Top of Source records
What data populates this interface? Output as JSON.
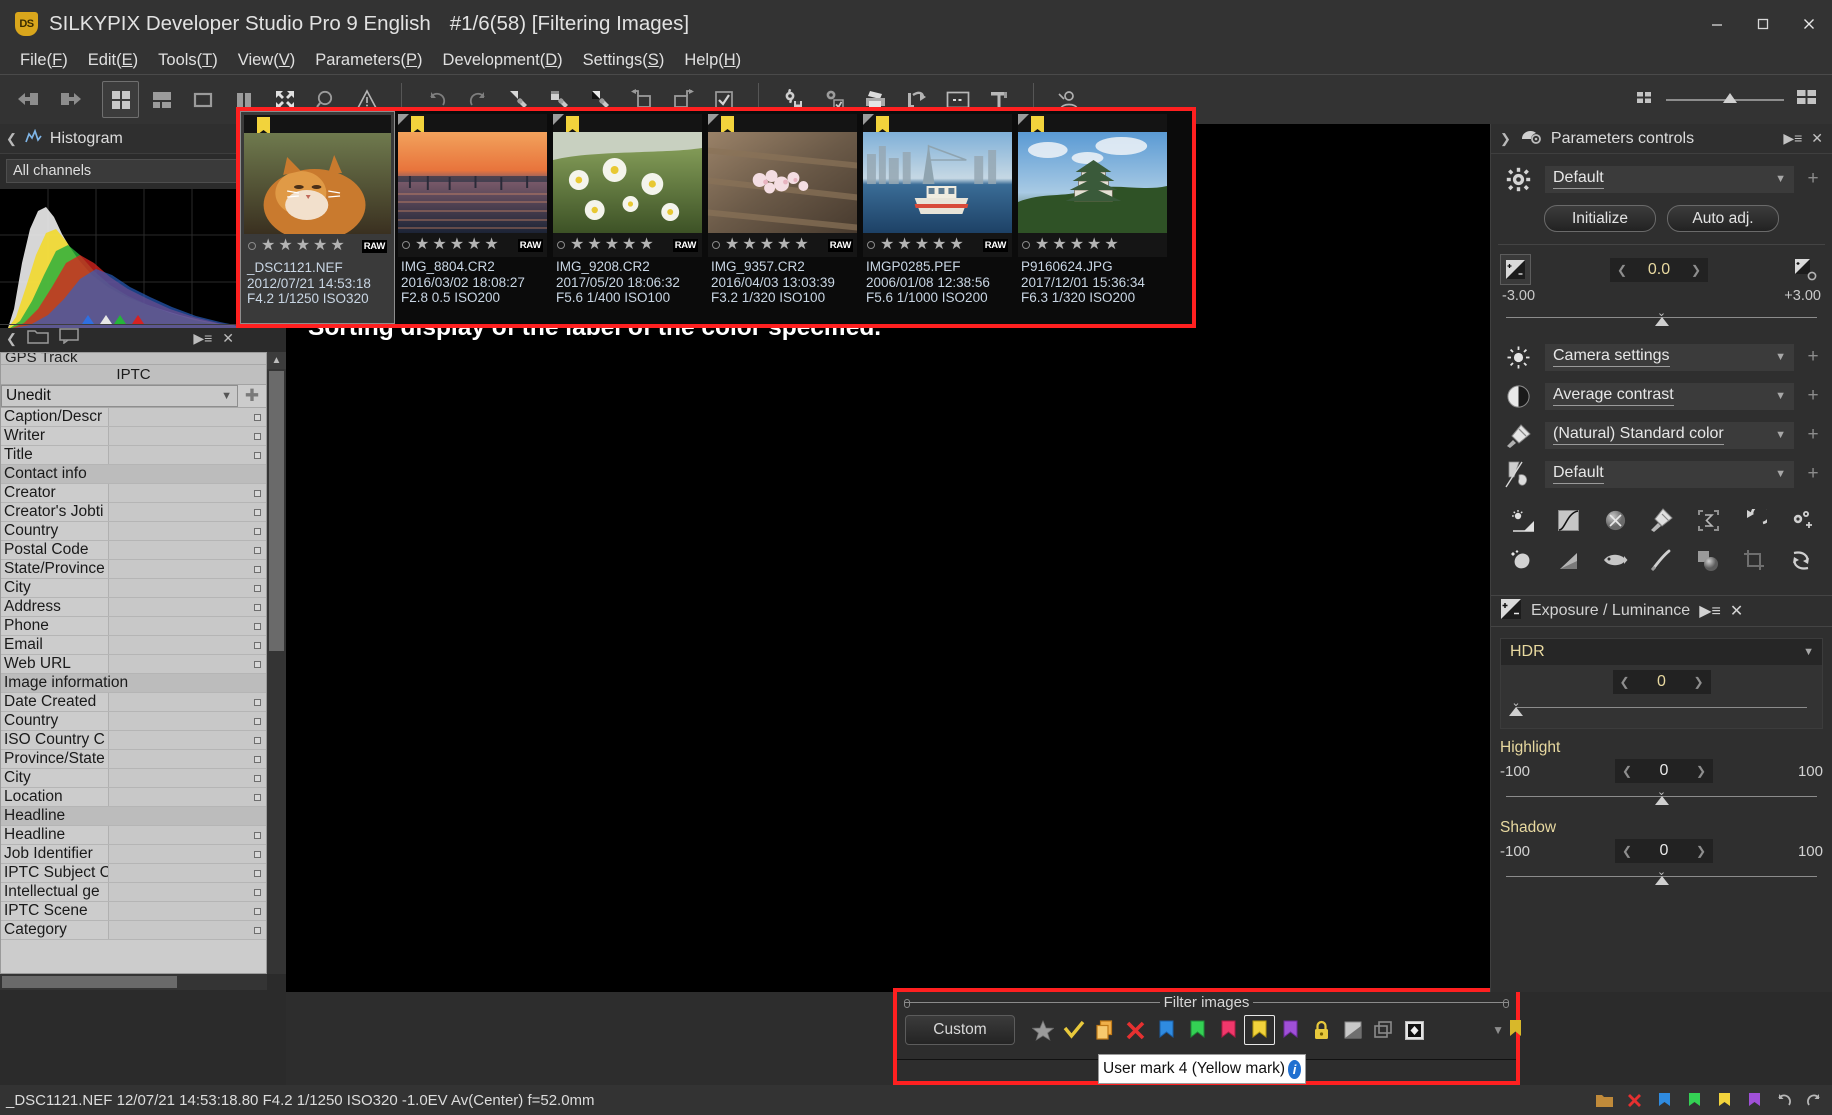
{
  "window": {
    "app_title": "SILKYPIX Developer Studio Pro 9 English",
    "doc_status": "#1/6(58) [Filtering Images]",
    "logo_text": "DS",
    "minimize": "minimize-icon",
    "maximize": "maximize-icon",
    "close": "close-icon"
  },
  "menubar": [
    {
      "label": "File(F)",
      "text": "File(",
      "key": "F",
      "tail": ")"
    },
    {
      "label": "Edit(E)",
      "text": "Edit(",
      "key": "E",
      "tail": ")"
    },
    {
      "label": "Tools(T)",
      "text": "Tools(",
      "key": "T",
      "tail": ")"
    },
    {
      "label": "View(V)",
      "text": "View(",
      "key": "V",
      "tail": ")"
    },
    {
      "label": "Parameters(P)",
      "text": "Parameters(",
      "key": "P",
      "tail": ")"
    },
    {
      "label": "Development(D)",
      "text": "Development(",
      "key": "D",
      "tail": ")"
    },
    {
      "label": "Settings(S)",
      "text": "Settings(",
      "key": "S",
      "tail": ")"
    },
    {
      "label": "Help(H)",
      "text": "Help(",
      "key": "H",
      "tail": ")"
    }
  ],
  "toolbar": {
    "group1": [
      {
        "name": "previous-image-icon"
      },
      {
        "name": "next-image-icon"
      }
    ],
    "group2": [
      {
        "name": "thumbnail-grid-view-icon",
        "selected": true
      },
      {
        "name": "combination-view-icon",
        "selected": false
      },
      {
        "name": "single-image-view-icon",
        "selected": false
      },
      {
        "name": "two-pane-view-icon",
        "selected": false
      },
      {
        "name": "fit-to-screen-icon",
        "selected": false
      },
      {
        "name": "magnifier-icon",
        "selected": false
      },
      {
        "name": "warning-icon",
        "selected": false
      }
    ],
    "group3": [
      {
        "name": "undo-icon"
      },
      {
        "name": "redo-icon"
      },
      {
        "name": "white-balance-picker-icon"
      },
      {
        "name": "gray-balance-picker-icon"
      },
      {
        "name": "black-white-point-picker-icon"
      },
      {
        "name": "rotate-left-icon"
      },
      {
        "name": "rotate-right-icon"
      },
      {
        "name": "checkmark-box-icon"
      }
    ],
    "group4": [
      {
        "name": "develop-settings-icon"
      },
      {
        "name": "batch-develop-icon"
      },
      {
        "name": "print-icon"
      },
      {
        "name": "export-icon"
      },
      {
        "name": "slideshow-icon"
      },
      {
        "name": "ruler-icon"
      }
    ],
    "group5": [
      {
        "name": "user-profile-icon"
      }
    ],
    "zoom": {
      "small_icon": "small-thumbnail-icon",
      "large_icon": "large-thumbnail-icon",
      "value_pct": 48
    }
  },
  "histogram_panel": {
    "title": "Histogram",
    "icon": "histogram-icon",
    "collapse_icon": "chevron-left-icon",
    "menu_icon": "panel-menu-icon",
    "close_icon": "close-icon",
    "channel_select": "All channels",
    "markers": [
      {
        "name": "blue-marker",
        "color": "#2f6fe0",
        "x_pct": 36
      },
      {
        "name": "white-marker",
        "color": "#e6e6e6",
        "x_pct": 45
      },
      {
        "name": "green-marker",
        "color": "#25b43a",
        "x_pct": 49
      },
      {
        "name": "red-marker",
        "color": "#d62222",
        "x_pct": 57
      }
    ],
    "tools": [
      {
        "name": "chevron-left-icon"
      },
      {
        "name": "folder-icon"
      },
      {
        "name": "comment-icon"
      },
      {
        "name": "panel-menu-icon"
      },
      {
        "name": "close-icon"
      }
    ]
  },
  "iptc_panel": {
    "clipped_top_label": "GPS Track",
    "title": "IPTC",
    "preset": "Unedit",
    "add_icon": "add-preset-icon",
    "rows": [
      {
        "label": "Caption/Descr",
        "value": "",
        "group": false
      },
      {
        "label": "Writer",
        "value": "",
        "group": false
      },
      {
        "label": "Title",
        "value": "",
        "group": false
      },
      {
        "label": "Contact info",
        "value": "",
        "group": true
      },
      {
        "label": "Creator",
        "value": "",
        "group": false
      },
      {
        "label": "Creator's Jobti",
        "value": "",
        "group": false
      },
      {
        "label": "Country",
        "value": "",
        "group": false
      },
      {
        "label": "Postal Code",
        "value": "",
        "group": false
      },
      {
        "label": "State/Province",
        "value": "",
        "group": false
      },
      {
        "label": "City",
        "value": "",
        "group": false
      },
      {
        "label": "Address",
        "value": "",
        "group": false
      },
      {
        "label": "Phone",
        "value": "",
        "group": false
      },
      {
        "label": "Email",
        "value": "",
        "group": false
      },
      {
        "label": "Web URL",
        "value": "",
        "group": false
      },
      {
        "label": "Image information",
        "value": "",
        "group": true
      },
      {
        "label": "Date Created",
        "value": "",
        "group": false
      },
      {
        "label": "Country",
        "value": "",
        "group": false
      },
      {
        "label": "ISO Country C",
        "value": "",
        "group": false
      },
      {
        "label": "Province/State",
        "value": "",
        "group": false
      },
      {
        "label": "City",
        "value": "",
        "group": false
      },
      {
        "label": "Location",
        "value": "",
        "group": false
      },
      {
        "label": "Headline",
        "value": "",
        "group": true
      },
      {
        "label": "Headline",
        "value": "",
        "group": false
      },
      {
        "label": "Job Identifier",
        "value": "",
        "group": false
      },
      {
        "label": "IPTC Subject C",
        "value": "",
        "group": false
      },
      {
        "label": "Intellectual ge",
        "value": "",
        "group": false
      },
      {
        "label": "IPTC Scene",
        "value": "",
        "group": false
      },
      {
        "label": "Category",
        "value": "",
        "group": false
      }
    ]
  },
  "filmstrip": {
    "highlight_color": "#ff2020",
    "thumbnails": [
      {
        "filename": "_DSC1121.NEF",
        "datetime": "2012/07/21 14:53:18",
        "exposure": "F4.2 1/1250 ISO320",
        "stars": 5,
        "format_badge": "RAW",
        "mark_color": "#f2d33c",
        "selected": true,
        "image": "cat-photo"
      },
      {
        "filename": "IMG_8804.CR2",
        "datetime": "2016/03/02 18:08:27",
        "exposure": "F2.8 0.5 ISO200",
        "stars": 5,
        "format_badge": "RAW",
        "mark_color": "#f2d33c",
        "selected": false,
        "image": "sunset-pier-photo"
      },
      {
        "filename": "IMG_9208.CR2",
        "datetime": "2017/05/20 18:06:32",
        "exposure": "F5.6 1/400 ISO100",
        "stars": 5,
        "format_badge": "RAW",
        "mark_color": "#f2d33c",
        "selected": false,
        "image": "daisies-photo"
      },
      {
        "filename": "IMG_9357.CR2",
        "datetime": "2016/04/03 13:03:39",
        "exposure": "F3.2 1/320 ISO100",
        "stars": 5,
        "format_badge": "RAW",
        "mark_color": "#f2d33c",
        "selected": false,
        "image": "cherry-blossom-photo"
      },
      {
        "filename": "IMGP0285.PEF",
        "datetime": "2006/01/08 12:38:56",
        "exposure": "F5.6 1/1000 ISO200",
        "stars": 5,
        "format_badge": "RAW",
        "mark_color": "#f2d33c",
        "selected": false,
        "image": "harbor-boat-photo"
      },
      {
        "filename": "P9160624.JPG",
        "datetime": "2017/12/01 15:36:34",
        "exposure": "F6.3 1/320 ISO200",
        "stars": 5,
        "format_badge": "",
        "mark_color": "#f2d33c",
        "selected": false,
        "image": "castle-photo"
      }
    ]
  },
  "center": {
    "message": "Sorting display of the label of the color specified."
  },
  "filter_images": {
    "legend": "Filter images",
    "highlight_color": "#ff2020",
    "custom_button": "Custom",
    "icons": [
      {
        "name": "star-rating-filter-icon",
        "color": "#9a9a9a",
        "selected": false
      },
      {
        "name": "checkmark-filter-icon",
        "color": "#e8c93c",
        "selected": false
      },
      {
        "name": "copy-filter-icon",
        "color": "#e8a23c",
        "selected": false
      },
      {
        "name": "reject-filter-icon",
        "color": "#e63030",
        "selected": false
      },
      {
        "name": "user-mark-1-blue-icon",
        "color": "#2f8be0",
        "selected": false
      },
      {
        "name": "user-mark-2-green-icon",
        "color": "#34d154",
        "selected": false
      },
      {
        "name": "user-mark-3-pink-icon",
        "color": "#f0386b",
        "selected": false
      },
      {
        "name": "user-mark-4-yellow-icon",
        "color": "#f2d33c",
        "selected": true
      },
      {
        "name": "user-mark-5-purple-icon",
        "color": "#a050d8",
        "selected": false
      },
      {
        "name": "lock-filter-icon",
        "color": "#e8c93c",
        "selected": false
      },
      {
        "name": "taper-filter-icon",
        "color": "#b8b8b8",
        "selected": false
      },
      {
        "name": "duplicate-filter-icon",
        "color": "#8a8a8a",
        "selected": false
      },
      {
        "name": "contrast-filter-icon",
        "color": "#e4e4e4",
        "selected": false
      }
    ],
    "dropdown_icon": "chevron-down-icon",
    "tooltip": {
      "text": "User mark 4 (Yellow mark)",
      "info_icon": "info-icon",
      "info_color": "#1f6fd0"
    }
  },
  "parameters_panel": {
    "title": "Parameters controls",
    "icon": "parameters-controls-icon",
    "expand_icon": "chevron-right-icon",
    "menu_icon": "panel-menu-icon",
    "close_icon": "close-icon",
    "preset": {
      "icon": "gear-icon",
      "value": "Default",
      "add_icon": "plus-icon"
    },
    "initialize_button": "Initialize",
    "auto_adj_button": "Auto adj.",
    "exposure_bias": {
      "icon": "exposure-compensation-icon",
      "value": "0.0",
      "min_label": "-3.00",
      "max_label": "+3.00",
      "detail_icon": "exposure-detail-icon",
      "knob_pct": 50
    },
    "rows": [
      {
        "icon": "white-balance-sun-icon",
        "value": "Camera settings",
        "add_icon": "plus-icon"
      },
      {
        "icon": "tone-contrast-icon",
        "value": "Average contrast",
        "add_icon": "plus-icon"
      },
      {
        "icon": "color-mode-icon",
        "value": "(Natural) Standard color",
        "add_icon": "plus-icon"
      },
      {
        "icon": "sharpness-brush-icon",
        "value": "Default",
        "add_icon": "plus-icon"
      }
    ],
    "tool_grid": [
      [
        {
          "name": "exposure-luminance-tool-icon"
        },
        {
          "name": "tone-curve-tool-icon"
        },
        {
          "name": "white-balance-tool-icon"
        },
        {
          "name": "color-tool-icon"
        },
        {
          "name": "sharpness-tool-icon"
        },
        {
          "name": "rotation-tool-icon"
        },
        {
          "name": "effects-tool-icon"
        }
      ],
      [
        {
          "name": "noise-reduction-tool-icon"
        },
        {
          "name": "gradation-tool-icon"
        },
        {
          "name": "lens-aberration-tool-icon"
        },
        {
          "name": "brush-tool-icon"
        },
        {
          "name": "dodge-burn-tool-icon"
        },
        {
          "name": "crop-tool-icon"
        },
        {
          "name": "misc-tool-icon"
        }
      ]
    ]
  },
  "exposure_panel": {
    "title": "Exposure / Luminance",
    "icon": "exposure-luminance-icon",
    "menu_icon": "panel-menu-icon",
    "close_icon": "close-icon",
    "hdr": {
      "label": "HDR",
      "value": "0",
      "dropdown_icon": "chevron-down-icon",
      "knob_pct": 1
    },
    "highlight": {
      "label": "Highlight",
      "value": "0",
      "min_label": "-100",
      "max_label": "100",
      "knob_pct": 50
    },
    "shadow": {
      "label": "Shadow",
      "value": "0",
      "min_label": "-100",
      "max_label": "100",
      "knob_pct": 50
    }
  },
  "statusbar": {
    "text": "_DSC1121.NEF 12/07/21 14:53:18.80 F4.2 1/1250 ISO320 -1.0EV Av(Center) f=52.0mm",
    "icons": [
      {
        "name": "folder-status-icon",
        "color": "#c08a3a"
      },
      {
        "name": "reject-status-icon",
        "color": "#e63030"
      },
      {
        "name": "blue-mark-status-icon",
        "color": "#2f8be0"
      },
      {
        "name": "green-mark-status-icon",
        "color": "#34d154"
      },
      {
        "name": "yellow-mark-status-icon",
        "color": "#f2d33c"
      },
      {
        "name": "purple-mark-status-icon",
        "color": "#a050d8"
      },
      {
        "name": "undo-status-icon",
        "color": "#b8b8b8"
      },
      {
        "name": "redo-status-icon",
        "color": "#b8b8b8"
      }
    ]
  }
}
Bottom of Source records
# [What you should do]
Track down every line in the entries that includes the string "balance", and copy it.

# [Solution to this exercise]
        "name": "white-balance-picker-icon"
        "name": "gray-balance-picker-icon"
        "icon": "white-balance-sun-icon",
          "name": "white-balance-tool-icon"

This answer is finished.